Anna Bruniche-Olsen, Rick Westerman, Zuzanna Kazmierczyk, Vladimir V. Vertyankin, Celine Godard-Codding, John W. Bickham, J. Andrew DeWoody
International Whaling Commission
Commercial whaling caused extensive demographic declines in many great whale species, including gray whales that were extirpated from the Atlantic Ocean and dramatically reduced in the Pacific Ocean. The Eastern Pacific gray whale has recovered since the 1982 ban on commercial whaling, but the Western Pacific gray whale-once considered possibly extinct-consists of only about 200 individuals and is considered critically endangered by some international authorities. Herein, we use whole-genome sequencing to investigate the demographic history of gray whales from the Pacific and use environmental niche modelling to make predictions about future gene flow.
Our sequencing efforts and habitat niche modelling indicate that: i) western gray whale effective population sizes have declined since the last glacial maximum; ii) contemporary gray whale genomes, both eastern and western, harbor less autosomal nucleotide diversity than most other marine mammals and megafauna; iii) the extent of inbreeding, as measured by autozygosity, is greater in the Western Pacific than in the Eastern Pacific populations; and iv) future climate change is expected to open new migratory routes for gray whales.
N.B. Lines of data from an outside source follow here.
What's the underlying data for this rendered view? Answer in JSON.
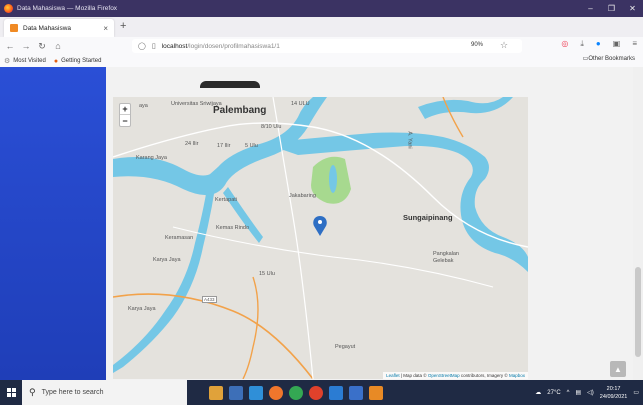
{
  "window": {
    "title": "Data Mahasiswa — Mozilla Firefox"
  },
  "tabs": [
    {
      "label": "Data Mahasiswa"
    }
  ],
  "nav": {
    "url_host": "localhost",
    "url_path": "/login/dosen/profilmahasiswa1/1",
    "zoom": "90%"
  },
  "bookmarks": {
    "items": [
      "Most Visited",
      "Getting Started"
    ],
    "other": "Other Bookmarks"
  },
  "map": {
    "labels": {
      "palembang": "Palembang",
      "ulu14": "14 ULU",
      "ulu810": "8/10 Ulu",
      "ulu5": "5 Ulu",
      "ilir24": "24 Ilir",
      "ilir17": "17 Ilir",
      "karangjaya": "Karang Jaya",
      "universitas": "Universitas Sriwijaya",
      "kertapati": "Kertapati",
      "jakabaring": "Jakabaring",
      "sungaipinang": "Sungaipinang",
      "keramasan": "Keramasan",
      "kemasrindo": "Kemas Rindo",
      "karyajaya": "Karya Jaya",
      "ulu15": "15 Ulu",
      "pangkalan": "Pangkalan\nGelebak",
      "karyajaya2": "Karya Jaya",
      "pegayut": "Pegayut",
      "aya": "aya",
      "road": "A. Yani",
      "shield": "A433"
    },
    "zoom_in": "+",
    "zoom_out": "−",
    "attribution": {
      "leaflet": "Leaflet",
      "mid": " | Map data © ",
      "osm": "OpenStreetMap",
      "contrib": " contributors, Imagery © ",
      "mapbox": "Mapbox"
    }
  },
  "taskbar": {
    "search_placeholder": "Type here to search",
    "weather": "27°C",
    "time": "20:17",
    "date": "24/09/2021"
  },
  "colors": {
    "sidebar": "#2446c9",
    "water": "#74c7e6",
    "park": "#a7d98f",
    "marker": "#2e6fc4",
    "road_orange": "#f2a24a"
  }
}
Our results indicate that gray whale genomes contain low nucleotide diversity and have been subject to both historical and recent inbreeding. Population sizes over the last million years likely peaked about 25,000 years before present and have declined since then. Our niche modelling suggests that novel migratory routes may develop within the next century and if so this could help retain overall genetic diversity, which is essential for adaption and successful recovery in light of global environmental change and past exploitation.